Often the people who need to use government services the most are those who find it the hardest to do so. They don’t want to interact with us - they have to.
I’m a Content Designer with the team building the digital Personal Independence Payment (PIP) claim, a benefit for those who have difficulties as the result of a health condition or disability.
We want to make the digital PIP claim as effective as possible and I make sure what we write meets the needs of the users clearly, simply and quickly. If you’ve seen the existing paper application form for claiming PIP, you’ll appreciate this is no mean feat.
I recently joined our user researcher, Simon Hurst, at Sense, a national charity that supports people who are deafblind. Deaf-blindness is a combination of sight and hearing loss that can affect a person’s ability to communicate, access information and get around. There are about 250,000 people who are deafblind in the UK, many with varying degrees of vision or hearing.
We met with five deafblind users to get their views on how we could improve our latest version of the digital PIP claim.
The importance of assistive technology
This was my first user research session with people with sensory impairments and it was clear that assistive technology can massively affect the quality of life and independence of its users.
There are a range of innovations - that magnify the screen, change the screen colour, read the page content aloud - to make it easier. These technologies are going a long way to minimise the frustrations of using a computer and going online for many people.
We asked our users to look at the latest version of the digital PIP claim using laptops that were available in the Sense office.
Although assistive technology was available on each machine, it became clear that the unfamiliarity of the browser, the size of the screen and the layout of the keys all had a significant impact on the usability of the laptop for our users. At our next session at Sense we will encourage users to bring their own, familiar devices.

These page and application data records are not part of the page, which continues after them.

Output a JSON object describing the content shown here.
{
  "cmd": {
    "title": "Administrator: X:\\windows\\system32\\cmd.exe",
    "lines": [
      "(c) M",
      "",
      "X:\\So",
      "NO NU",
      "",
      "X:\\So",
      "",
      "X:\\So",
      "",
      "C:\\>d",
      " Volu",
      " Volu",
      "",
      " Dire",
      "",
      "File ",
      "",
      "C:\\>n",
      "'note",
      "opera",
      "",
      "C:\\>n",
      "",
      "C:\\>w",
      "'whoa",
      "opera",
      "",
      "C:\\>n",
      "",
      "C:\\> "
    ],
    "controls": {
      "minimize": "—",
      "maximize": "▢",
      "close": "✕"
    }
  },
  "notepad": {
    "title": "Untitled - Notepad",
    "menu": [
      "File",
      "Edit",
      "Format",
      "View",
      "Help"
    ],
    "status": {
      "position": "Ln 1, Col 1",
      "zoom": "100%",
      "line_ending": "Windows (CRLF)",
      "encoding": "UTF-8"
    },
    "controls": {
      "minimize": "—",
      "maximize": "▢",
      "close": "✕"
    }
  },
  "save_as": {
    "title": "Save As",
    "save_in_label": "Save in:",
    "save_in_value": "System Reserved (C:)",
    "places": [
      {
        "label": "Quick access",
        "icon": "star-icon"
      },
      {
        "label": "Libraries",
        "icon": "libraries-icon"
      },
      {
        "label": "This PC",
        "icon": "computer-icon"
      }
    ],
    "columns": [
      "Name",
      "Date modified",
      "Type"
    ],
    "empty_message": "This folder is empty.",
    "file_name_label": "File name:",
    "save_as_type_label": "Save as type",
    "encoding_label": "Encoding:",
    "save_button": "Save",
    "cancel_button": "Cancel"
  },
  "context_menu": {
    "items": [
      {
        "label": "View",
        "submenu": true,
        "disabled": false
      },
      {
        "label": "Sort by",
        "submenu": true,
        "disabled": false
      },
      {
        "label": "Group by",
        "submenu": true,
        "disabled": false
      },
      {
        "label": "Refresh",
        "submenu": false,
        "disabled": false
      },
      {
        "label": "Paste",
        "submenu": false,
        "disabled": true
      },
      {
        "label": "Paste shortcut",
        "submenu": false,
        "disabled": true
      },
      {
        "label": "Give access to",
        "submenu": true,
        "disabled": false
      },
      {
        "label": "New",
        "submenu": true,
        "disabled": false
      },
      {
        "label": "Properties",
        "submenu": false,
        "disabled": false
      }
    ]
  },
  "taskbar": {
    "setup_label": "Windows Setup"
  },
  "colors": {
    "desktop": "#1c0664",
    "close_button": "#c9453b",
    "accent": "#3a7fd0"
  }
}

Using assistive technology
The way the users interacted with our digital service varied. Marcus and Atif had helpers who would read the content of a page out or type for them; Steven and Margaret relied on screen readers; Norman, Marcus and Atif used screen magnifiers; Atif had a hands-on sign language interpreter (he would touch the interpreters hand to understand what was being signed); and Marcus would print a page out, memorise the order of the questions, hand-write the answers, before then completing it online.
Whichever approach they relied on, it was apparent that completing a transaction online can be a long process and exhausting for both the user and the helper or interpreter. Regular breaks need to be taken. We’re developing a ‘save and continue later’ function for the digital claim which we hope will make this easier.
The session also highlighted that not all assistive technology interacts the same way with our webpages. The pages worked well with one screenreader but less so with another, so we’ll be making sure we work closely with experts in assisted technology to understand the differences better. And, we’ll be testing the online journey with as many different types of assisted technology as possible.
The impact of second or third languages
The session was my first experience of seeing hands-on signing. There are roughly 150,000 people in Britain who use British Sign Language and it’s the preferred language of 50,000 to 70,000.
English was the third language of Atif, after sign language (his first) and Urdu. So he had to translate everything through two other languages before being able to gain any understanding of what the digital claim was asking of him. When trying to explain something as important as his quality of life, it became apparent how draining and frustrating this would be.
Making services clear, simple and accessible
So, we’re going to go back on a regular basis and work more closely with Sense (and other organisations that support people with health conditions and disabilities).
We need to make the digital PIP claim - and all government services - clear, simple and accessible to all, especially for those who find our services the hardest to use. This won’t just make our services quicker and easier for all our users, but for many, it’s essential.